The TV runs, like all Sony TVs of the year, with Android 9.0 Pie. The smart surface runs cleanly and extremely smoothly, so there should be no errors. As usual, advertising is unfortunately supported and displayed here. This cannot be turned off.
Due to the attached Google Play Store, the selection of additional apps is huge. The classics – Netflix, Amazon Prime Video, Disney + and Sky Ticket – are already pre-installed. The included remote control is also great, as it supports voice control via Google Assistant and Amazon Alexa.
Adverts in OS
Huge selection of apps
Voice control via Google Assistant & Amazon Alexa
The Sony X800H delivers a surprising performance

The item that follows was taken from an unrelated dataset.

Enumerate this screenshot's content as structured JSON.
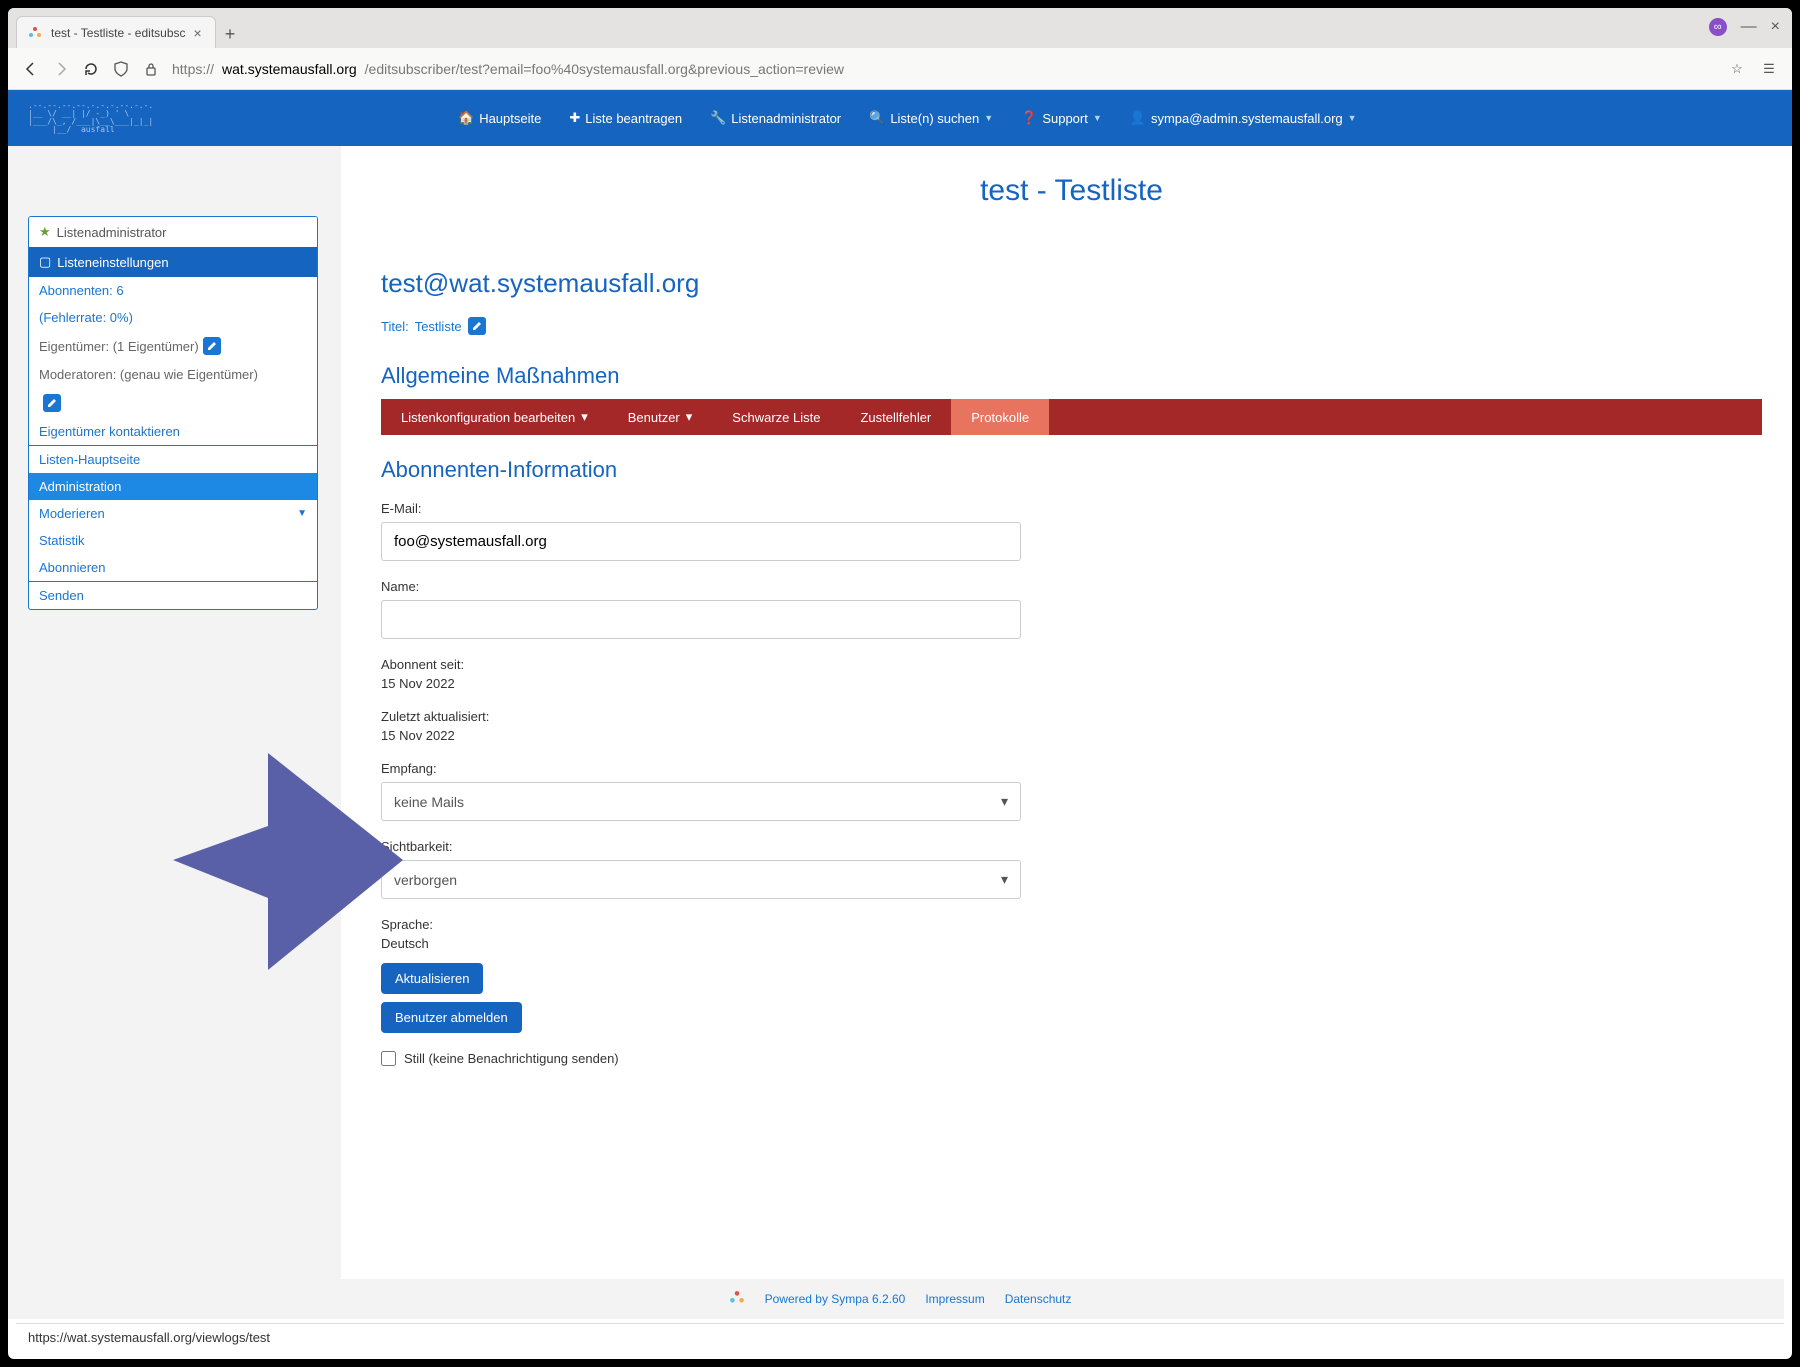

The Sony X800H is a great television for small budgets due to its high brightness and good motion handling. Therefore it is suitable for watching football for example in the afternoon in a bright room. Because of the wide viewing angle it is also no problem to watch in a group.
The gaming performance is good, but you have to compromise on high-end features. In the same way, you’ll have to make without Dolby Vision in movies or series and be satisfied with the rather low contrast.

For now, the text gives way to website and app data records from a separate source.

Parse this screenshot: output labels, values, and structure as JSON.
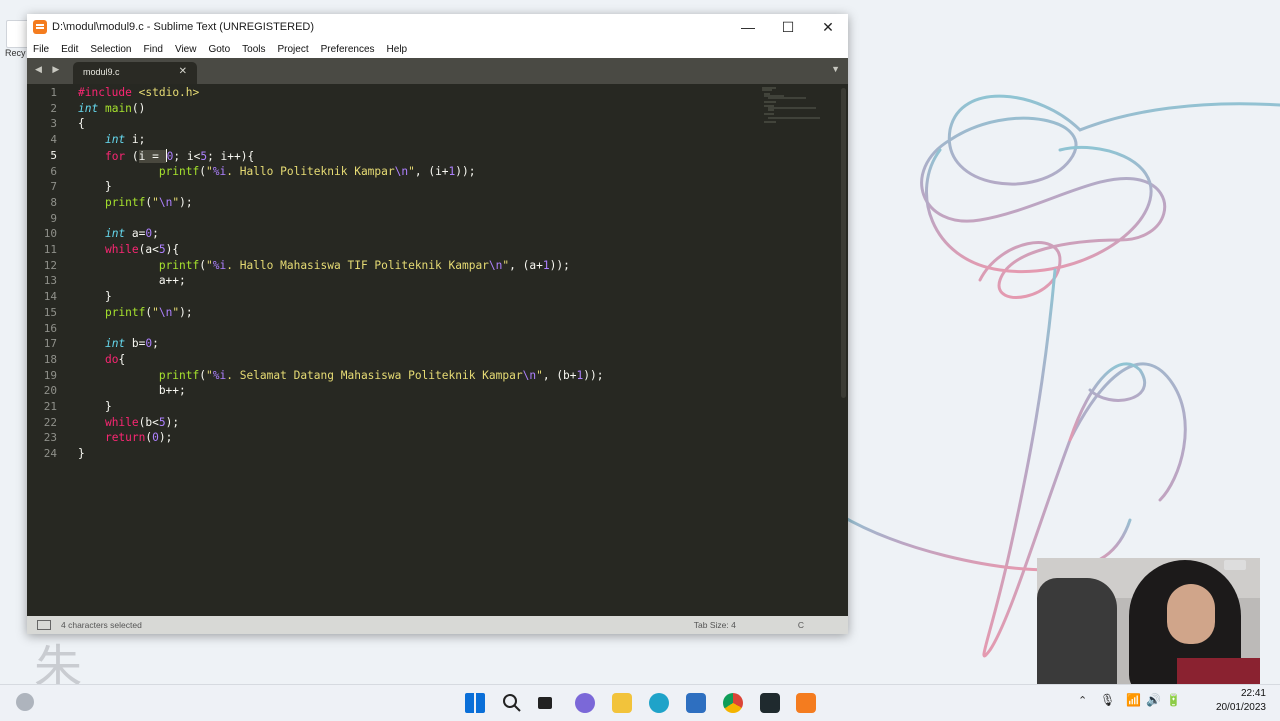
{
  "desktop": {
    "icon_label": "Recy",
    "watermark": "朱"
  },
  "window": {
    "title": "D:\\modul\\modul9.c - Sublime Text (UNREGISTERED)",
    "controls": {
      "minimize": "—",
      "maximize": "☐",
      "close": "✕"
    }
  },
  "menu": [
    "File",
    "Edit",
    "Selection",
    "Find",
    "View",
    "Goto",
    "Tools",
    "Project",
    "Preferences",
    "Help"
  ],
  "tabbar": {
    "nav": "◀ ▶",
    "tab_label": "modul9.c",
    "tab_close": "✕",
    "menu_arrow": "▼"
  },
  "editor": {
    "active_line": 5,
    "line_numbers": [
      "1",
      "2",
      "3",
      "4",
      "5",
      "6",
      "7",
      "8",
      "9",
      "10",
      "11",
      "12",
      "13",
      "14",
      "15",
      "16",
      "17",
      "18",
      "19",
      "20",
      "21",
      "22",
      "23",
      "24"
    ]
  },
  "status": {
    "selection": "4 characters selected",
    "tab_size": "Tab Size: 4",
    "syntax": "C"
  },
  "clock": {
    "time": "22:41",
    "date": "20/01/2023"
  },
  "taskbar_icons": [
    "windows-start-icon",
    "search-icon",
    "task-view-icon",
    "chat-icon",
    "file-explorer-icon",
    "edge-icon",
    "store-icon",
    "chrome-icon",
    "terminal-icon",
    "sublime-icon"
  ],
  "tray": {
    "caret": "⌃",
    "mic": "🎙",
    "wifi": "📶",
    "volume": "🔊",
    "battery": "🔋"
  }
}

As already suggested, the predecessor model, the X800G, performs slightly worse than the X800H. This becomes clear in the input lag of about 34ms. The older X800G can’t get as bright and has a worse viewing angle, although both have an ADS or the quite similar IPS panel. Also, the Android operating system is not quite as smooth and the input lag is higher. This makes the X800H a really better successor to the X800G, which is not the case with all TVs and their followers.
Between the LG SM8600 and the Sony X800H, small differences can be seen. In contrast to the XH80, the SM8600 has local dimming, even if it isn’t particularly advanced. It also has a wider color gamut, better motion handling and a lower input lag. Nevertheless, it doesn’t get as bright as the XH800H and has a significantly smaller viewing angle. But it offers Dolby VisionDynamic HDR-format with a color depth of up to 12 Bits and Mastering of up to 10,000 Nits in the sound range.
The biggest difference in this comparison can be seen in the Sony X800H Bravia’s ADS panel and the Samsung Q60T’s VAVertical Alignment, type of LCD Panel panel: While the ADS panel offers a much wider viewing angle, the VA panel of the QLED model is noticeably higher in contrast and brighter, making the Samsung Q60T more suitable for dark environments.